Another issue is characterizations that are a bit too broadly drawn. Hey, Daphne is athletic just like her biological older brother and former baseball star father! And look, Bay is artistic, just like her biological mother! No wonder they never fit in with their families! ABC Family isn’t necessarily the place you go looking for subtlety, and a pilot episode is especially not known to be nuance friendly, but it’s still about three steps too cute. Most of this shorthand character building is required here, though, because of the sheer amount of plot the producers are trying to cram into the premiere. Not only must all major players be introduced—and there are quite a few of them, between two families, friends, and likely future love interests—but (and forgive me while I am vague so as not to spoil the ending), it also must twist and turn its characters into various different situations in order to get everyone where they need to be by the end of the hour. The ending is a catchy hook for viewers, admittedly, but adamantly plot-driven in a way I doubt will continue throughout the series as a whole. All I’m saying is, it could have waited until episode two, you know? The pilot needed a bit more room to breathe.

The final level of concern comes from the way the show deals with Daphne’s deafness. Don’t get me wrong; it’s a wonderful thing to build a character in this situation around. Already, she’s automatically alien, not only to her new family but to the rest of the world she lives in and the audience as well, and that alien nature will provide a multitude of story possibilities for the character. Living as a deaf person in a hearing world isn’t something often explored, and if handled with care, it has the potential to be great. It’s especially heartening to see the show’s commitment to sign language: Although Daphne can read lips, the characters sign along with the dialogue and she has friends who only communicate via sign, which we follow through subtitles. The reservations come in moments like when Daphne meets her biological mother Kristen (Lea Thompson) for the first time, and Kristen starts screaming right in Daphne’s face. That is a cliché no one needed to see again, no matter how “true” it might be in real life. Here’s hoping moments of that sort aren’t revisited too often, and if they are, they're handled with a bit more complexity.

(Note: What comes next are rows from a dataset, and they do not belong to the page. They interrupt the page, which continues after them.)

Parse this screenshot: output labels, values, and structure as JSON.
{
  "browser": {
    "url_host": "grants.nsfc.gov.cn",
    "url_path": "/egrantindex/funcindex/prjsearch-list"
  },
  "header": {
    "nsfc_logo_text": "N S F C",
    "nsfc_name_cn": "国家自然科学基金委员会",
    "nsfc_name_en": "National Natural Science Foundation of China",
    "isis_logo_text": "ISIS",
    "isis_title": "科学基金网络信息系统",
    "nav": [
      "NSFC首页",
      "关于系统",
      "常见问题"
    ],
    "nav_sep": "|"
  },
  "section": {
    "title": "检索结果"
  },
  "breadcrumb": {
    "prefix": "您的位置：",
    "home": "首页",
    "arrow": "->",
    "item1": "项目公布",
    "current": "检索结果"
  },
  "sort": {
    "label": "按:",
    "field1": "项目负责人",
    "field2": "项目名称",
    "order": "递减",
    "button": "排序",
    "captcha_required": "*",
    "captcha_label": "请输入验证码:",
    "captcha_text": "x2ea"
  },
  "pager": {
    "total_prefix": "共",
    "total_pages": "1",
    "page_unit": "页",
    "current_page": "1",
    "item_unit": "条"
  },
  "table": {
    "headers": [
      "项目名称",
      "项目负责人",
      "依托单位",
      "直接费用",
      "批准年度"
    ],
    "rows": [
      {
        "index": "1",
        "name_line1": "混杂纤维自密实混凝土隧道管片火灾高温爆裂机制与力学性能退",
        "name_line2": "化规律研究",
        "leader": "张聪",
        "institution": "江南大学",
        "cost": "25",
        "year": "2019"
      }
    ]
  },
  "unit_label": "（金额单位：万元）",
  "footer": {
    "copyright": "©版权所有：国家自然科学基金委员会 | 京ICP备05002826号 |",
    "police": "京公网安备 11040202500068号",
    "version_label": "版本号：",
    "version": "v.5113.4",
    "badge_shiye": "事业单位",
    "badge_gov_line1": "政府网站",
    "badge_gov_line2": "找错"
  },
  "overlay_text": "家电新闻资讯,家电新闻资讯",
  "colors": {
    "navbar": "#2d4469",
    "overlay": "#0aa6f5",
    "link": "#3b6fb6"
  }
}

For every moment like that the producers get wrong, though, they get one very right. The image of Daphne’s biological father John (D.W. Moffett) fruitlessly calling to his daughter before remembering she can’t hear him and then hearing the sounds of her neighborhood in the background as it sinks in just what he takes for granted in his world every day is quite powerful. Also effective is Daphne’s visit to the new prep school, when all dialogue drops out of the sound mix, so the audience can experience the disorientation she feels right along with her. It’s a brief moment but feels essential in a way that’s unexpected and kind of wonderful. Little beats such as this hint at a show looking to reach a little bit further, and those moments are what will draw me back for another episode.

Yes, despite all of the issues I laid out in the above paragraphs, I will be back. Switched at Birth isn’t the most innovative summer show of the season or the most sexy summer show on even its own network, but it might be the one with the most potential for broad appeal. Let’s face it: There aren’t many straight family dramas left these days, and despite the somewhat high-concept nature of the premise for the genre, this is likely going to evolve into what could be a very basic, solid family drama. The acting is quite good, especially by Katie Leclerc as Daphne (you sort of can’t take your eyes off her, and not just because she’s signing), and the writing shows some promise, although the series could use a few more comedic moments in future episodes. Overall, if you’re a fan of family drama, ABC Family series, or old-school WB-style programming in general, the show is worth a look. Here’s hoping it lives up to its potential.